In the 1940s, every New York subway station had a tribute to the month's Miss Subway, a contest for glamorous young female writers. Each poster had an image of the young beauty queen next to a description of their accomplishments and life dreams. The contest existed from 1941-1976, honoring over 200 brainy beauties.
New York artist Fiona Gardner began researching the competition and soon became obsessed, gathering clues about the ladies' schools and occupations. Gardner eventually tracked down 40 Miss Subways winners across the country who were willing to be photographed and interviewed. "Meet Miss Subways" will collaborate the untold stories of these part-time beauty queens and who they grew up to become.
Gardner collaborated with journalist Amy Zimmer to create oral histories alongside the visual portraits, revealing the historical significance of the Miss Subways story in terms of women's rights, racial equality and the evolution of the New York transit system. Far more personal than your average historical exploration, Gardner's color portraits and retouched original posters showcase the pride and glamour of working New York women. The rich images serve almost as a collective family photo album for the greater tri-state area, providing a rare glimpse into the youthful days of strangers.
Gardner and Zimmer need your help to create "Meet Miss Subways" the book, published by Seapoint Press. The images and stories from the book will be exhibited at the Transit Museum in Brooklyn, New York. Check out their Kickstarter page for more information.
In the meantime, check out these stellar beauty queens at the time they were crowned "Miss Subway" and where they are decades later:
Also on HuffPost:

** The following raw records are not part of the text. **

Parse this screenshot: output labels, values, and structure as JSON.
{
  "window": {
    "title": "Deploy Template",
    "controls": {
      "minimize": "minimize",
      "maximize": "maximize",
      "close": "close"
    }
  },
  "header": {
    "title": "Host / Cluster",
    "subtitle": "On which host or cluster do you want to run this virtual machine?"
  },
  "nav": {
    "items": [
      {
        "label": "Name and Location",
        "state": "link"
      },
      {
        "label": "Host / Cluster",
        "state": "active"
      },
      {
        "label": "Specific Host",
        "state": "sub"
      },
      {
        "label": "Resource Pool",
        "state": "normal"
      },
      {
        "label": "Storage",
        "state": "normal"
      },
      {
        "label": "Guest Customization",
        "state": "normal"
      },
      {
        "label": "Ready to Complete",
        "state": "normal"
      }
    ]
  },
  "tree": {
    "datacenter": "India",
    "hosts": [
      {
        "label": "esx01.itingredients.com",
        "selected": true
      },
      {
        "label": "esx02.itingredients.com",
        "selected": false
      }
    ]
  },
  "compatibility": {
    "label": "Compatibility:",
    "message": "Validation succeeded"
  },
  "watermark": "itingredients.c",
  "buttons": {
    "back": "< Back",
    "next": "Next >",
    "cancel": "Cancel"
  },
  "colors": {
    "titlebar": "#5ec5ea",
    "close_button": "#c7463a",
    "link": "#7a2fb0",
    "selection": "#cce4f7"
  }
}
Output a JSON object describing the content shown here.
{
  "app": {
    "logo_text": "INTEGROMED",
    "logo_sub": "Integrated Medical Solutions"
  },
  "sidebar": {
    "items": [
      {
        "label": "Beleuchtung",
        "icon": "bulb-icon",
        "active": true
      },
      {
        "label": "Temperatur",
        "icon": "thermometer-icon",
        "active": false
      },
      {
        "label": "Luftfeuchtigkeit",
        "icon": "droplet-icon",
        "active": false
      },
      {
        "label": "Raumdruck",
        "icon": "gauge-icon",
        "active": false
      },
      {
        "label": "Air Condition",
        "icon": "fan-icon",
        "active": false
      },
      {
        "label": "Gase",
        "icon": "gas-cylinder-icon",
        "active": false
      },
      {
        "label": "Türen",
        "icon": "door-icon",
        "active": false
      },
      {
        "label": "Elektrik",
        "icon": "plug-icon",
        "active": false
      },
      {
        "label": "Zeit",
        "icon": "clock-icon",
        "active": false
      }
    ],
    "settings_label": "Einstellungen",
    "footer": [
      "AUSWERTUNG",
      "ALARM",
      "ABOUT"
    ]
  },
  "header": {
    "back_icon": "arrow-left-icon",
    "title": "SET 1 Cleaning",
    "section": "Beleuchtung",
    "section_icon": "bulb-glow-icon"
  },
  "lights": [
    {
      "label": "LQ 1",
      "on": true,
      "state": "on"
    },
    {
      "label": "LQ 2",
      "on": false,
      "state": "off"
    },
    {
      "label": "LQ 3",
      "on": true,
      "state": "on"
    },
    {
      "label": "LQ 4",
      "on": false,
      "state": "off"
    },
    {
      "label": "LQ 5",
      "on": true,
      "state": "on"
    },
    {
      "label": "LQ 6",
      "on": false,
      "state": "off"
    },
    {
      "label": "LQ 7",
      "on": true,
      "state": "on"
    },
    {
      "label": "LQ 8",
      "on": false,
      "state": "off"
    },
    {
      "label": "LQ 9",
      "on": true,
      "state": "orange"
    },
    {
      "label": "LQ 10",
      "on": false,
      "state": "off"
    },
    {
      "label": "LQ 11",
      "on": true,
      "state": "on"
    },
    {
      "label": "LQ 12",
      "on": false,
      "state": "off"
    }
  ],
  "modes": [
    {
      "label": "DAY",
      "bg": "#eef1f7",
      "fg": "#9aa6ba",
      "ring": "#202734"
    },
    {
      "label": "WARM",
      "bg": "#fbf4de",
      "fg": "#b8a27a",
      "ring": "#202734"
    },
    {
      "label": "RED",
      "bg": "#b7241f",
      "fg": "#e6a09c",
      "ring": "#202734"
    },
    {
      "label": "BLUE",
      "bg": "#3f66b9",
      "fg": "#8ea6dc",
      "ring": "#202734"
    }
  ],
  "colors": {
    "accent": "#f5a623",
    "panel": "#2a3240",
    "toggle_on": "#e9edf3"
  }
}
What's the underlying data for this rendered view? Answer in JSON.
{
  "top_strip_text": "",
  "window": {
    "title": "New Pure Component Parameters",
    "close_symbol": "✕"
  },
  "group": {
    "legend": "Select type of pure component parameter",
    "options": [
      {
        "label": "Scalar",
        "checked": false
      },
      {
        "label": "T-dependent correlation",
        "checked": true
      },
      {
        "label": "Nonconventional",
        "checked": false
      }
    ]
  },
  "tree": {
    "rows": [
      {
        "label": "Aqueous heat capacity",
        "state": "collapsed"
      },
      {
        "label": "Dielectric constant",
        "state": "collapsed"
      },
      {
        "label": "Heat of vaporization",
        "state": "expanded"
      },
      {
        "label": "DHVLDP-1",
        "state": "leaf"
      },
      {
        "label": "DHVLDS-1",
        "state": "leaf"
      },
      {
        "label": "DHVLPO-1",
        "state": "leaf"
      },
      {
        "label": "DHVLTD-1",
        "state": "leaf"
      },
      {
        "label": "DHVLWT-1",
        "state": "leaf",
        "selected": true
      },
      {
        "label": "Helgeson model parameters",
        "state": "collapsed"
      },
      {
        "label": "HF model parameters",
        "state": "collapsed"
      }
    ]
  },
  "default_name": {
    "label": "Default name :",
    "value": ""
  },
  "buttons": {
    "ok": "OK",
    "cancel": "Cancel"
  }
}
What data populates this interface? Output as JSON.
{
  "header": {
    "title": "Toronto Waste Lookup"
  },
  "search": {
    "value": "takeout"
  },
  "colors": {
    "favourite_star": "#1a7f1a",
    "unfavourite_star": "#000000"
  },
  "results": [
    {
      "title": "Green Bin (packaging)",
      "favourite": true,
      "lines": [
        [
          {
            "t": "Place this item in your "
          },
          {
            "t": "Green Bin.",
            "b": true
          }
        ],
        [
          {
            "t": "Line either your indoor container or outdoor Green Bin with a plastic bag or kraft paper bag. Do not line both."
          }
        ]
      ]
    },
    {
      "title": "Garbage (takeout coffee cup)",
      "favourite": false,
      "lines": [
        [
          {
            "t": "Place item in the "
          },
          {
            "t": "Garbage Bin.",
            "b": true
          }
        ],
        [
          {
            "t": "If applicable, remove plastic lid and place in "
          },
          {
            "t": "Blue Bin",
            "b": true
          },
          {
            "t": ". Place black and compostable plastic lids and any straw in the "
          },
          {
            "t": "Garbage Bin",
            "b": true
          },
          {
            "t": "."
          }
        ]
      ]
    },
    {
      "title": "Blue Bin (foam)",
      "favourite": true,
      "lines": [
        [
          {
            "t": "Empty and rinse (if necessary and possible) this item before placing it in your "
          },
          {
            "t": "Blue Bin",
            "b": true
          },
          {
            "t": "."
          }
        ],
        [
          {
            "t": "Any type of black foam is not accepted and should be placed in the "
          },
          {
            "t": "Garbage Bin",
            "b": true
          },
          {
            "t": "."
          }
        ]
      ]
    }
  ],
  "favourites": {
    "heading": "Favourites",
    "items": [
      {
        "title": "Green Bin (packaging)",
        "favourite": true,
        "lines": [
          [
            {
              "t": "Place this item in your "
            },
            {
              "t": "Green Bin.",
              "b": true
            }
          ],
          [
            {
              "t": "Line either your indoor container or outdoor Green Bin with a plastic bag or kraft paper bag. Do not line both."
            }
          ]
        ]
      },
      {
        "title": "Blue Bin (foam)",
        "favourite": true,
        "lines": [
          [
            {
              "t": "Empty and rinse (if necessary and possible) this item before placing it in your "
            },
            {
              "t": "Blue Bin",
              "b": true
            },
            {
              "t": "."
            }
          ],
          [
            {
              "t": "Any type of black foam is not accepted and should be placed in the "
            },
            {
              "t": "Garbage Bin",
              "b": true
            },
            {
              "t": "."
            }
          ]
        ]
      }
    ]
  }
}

Every Friday, HuffPost's Culture Shift newsletter helps you figure out which books you should read, art you should check out, movies you should watch and music should listen to. Learn more